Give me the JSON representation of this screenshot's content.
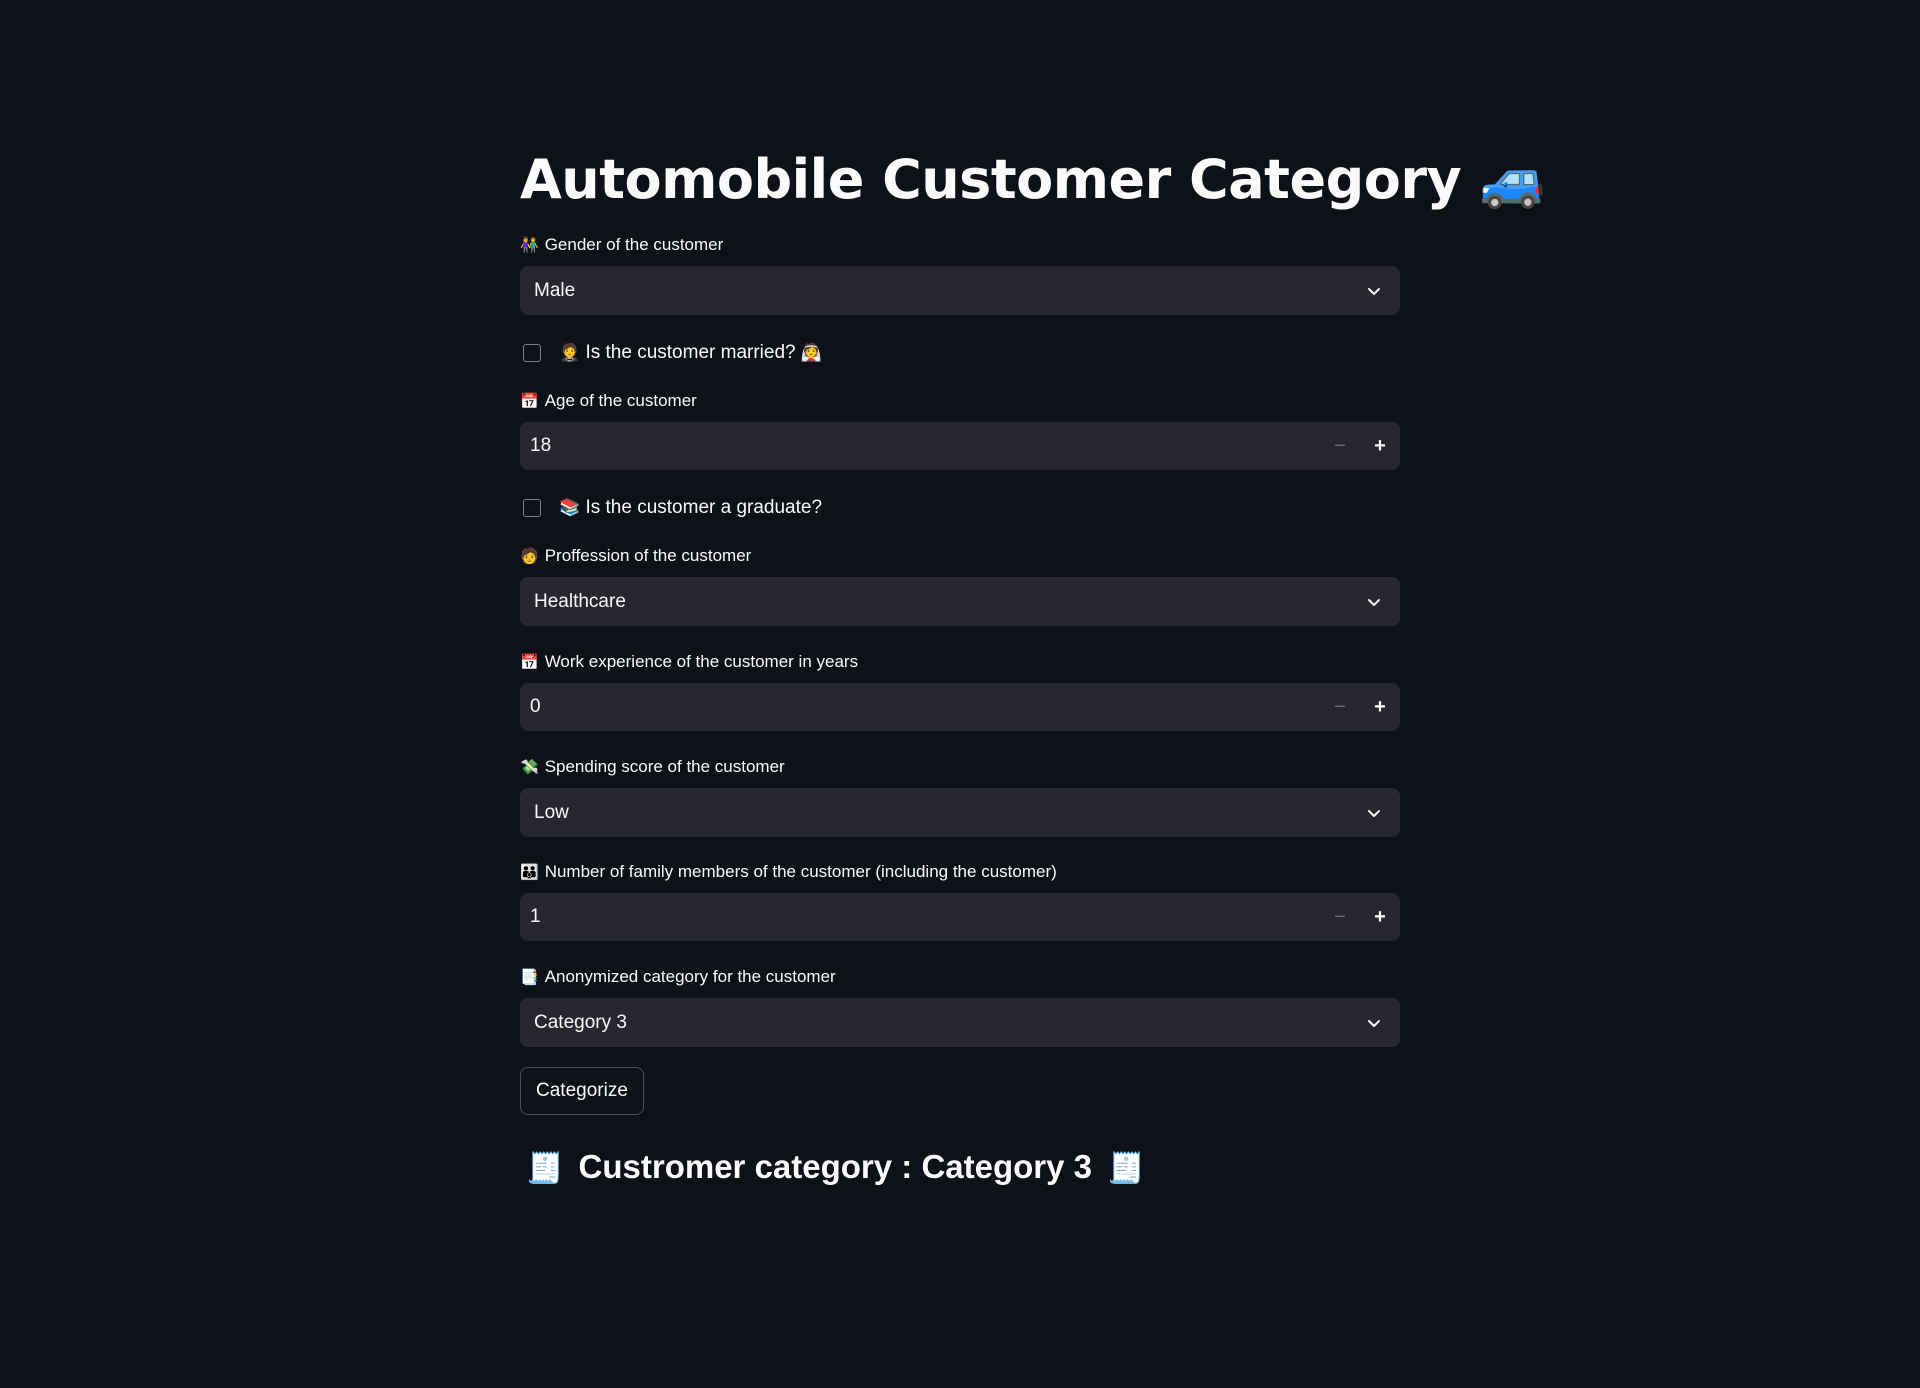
{
  "title": {
    "text": "Automobile Customer Category",
    "emoji": "🚙"
  },
  "gender": {
    "emoji": "👫",
    "label": "Gender of the customer",
    "value": "Male"
  },
  "married": {
    "emoji_before": "🤵",
    "label": "Is the customer married?",
    "emoji_after": "👰",
    "checked": false
  },
  "age": {
    "emoji": "📅",
    "label": "Age of the customer",
    "value": "18",
    "minus": "−",
    "plus": "+"
  },
  "graduate": {
    "emoji": "📚",
    "label": "Is the customer a graduate?",
    "checked": false
  },
  "profession": {
    "emoji": "🧑",
    "label": "Proffession of the customer",
    "value": "Healthcare"
  },
  "work_experience": {
    "emoji": "📅",
    "label": "Work experience of the customer in years",
    "value": "0",
    "minus": "−",
    "plus": "+"
  },
  "spending": {
    "emoji": "💸",
    "label": "Spending score of the customer",
    "value": "Low"
  },
  "family": {
    "emoji": "👪",
    "label": "Number of family members of the customer (including the customer)",
    "value": "1",
    "minus": "−",
    "plus": "+"
  },
  "category": {
    "emoji": "📑",
    "label": "Anonymized category for the customer",
    "value": "Category 3"
  },
  "button": {
    "label": "Categorize"
  },
  "result": {
    "emoji": "🧾",
    "text": "Custromer category : Category 3"
  },
  "colors": {
    "background": "#0e1118",
    "input_bg": "#262730",
    "text": "#fafafa"
  }
}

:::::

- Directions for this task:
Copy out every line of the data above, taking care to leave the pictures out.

- Finished task:
Give me the JSON representation of this screenshot's content.
{
  "title": {
    "text": "Automobile Customer Category",
    "emoji": "🚙"
  },
  "gender": {
    "emoji": "👫",
    "label": "Gender of the customer",
    "value": "Male"
  },
  "married": {
    "emoji_before": "🤵",
    "label": "Is the customer married?",
    "emoji_after": "👰",
    "checked": false
  },
  "age": {
    "emoji": "📅",
    "label": "Age of the customer",
    "value": "18",
    "minus": "−",
    "plus": "+"
  },
  "graduate": {
    "emoji": "📚",
    "label": "Is the customer a graduate?",
    "checked": false
  },
  "profession": {
    "emoji": "🧑",
    "label": "Proffession of the customer",
    "value": "Healthcare"
  },
  "work_experience": {
    "emoji": "📅",
    "label": "Work experience of the customer in years",
    "value": "0",
    "minus": "−",
    "plus": "+"
  },
  "spending": {
    "emoji": "💸",
    "label": "Spending score of the customer",
    "value": "Low"
  },
  "family": {
    "emoji": "👪",
    "label": "Number of family members of the customer (including the customer)",
    "value": "1",
    "minus": "−",
    "plus": "+"
  },
  "category": {
    "emoji": "📑",
    "label": "Anonymized category for the customer",
    "value": "Category 3"
  },
  "button": {
    "label": "Categorize"
  },
  "result": {
    "emoji": "🧾",
    "text": "Custromer category : Category 3"
  },
  "colors": {
    "background": "#0e1118",
    "input_bg": "#262730",
    "text": "#fafafa"
  }
}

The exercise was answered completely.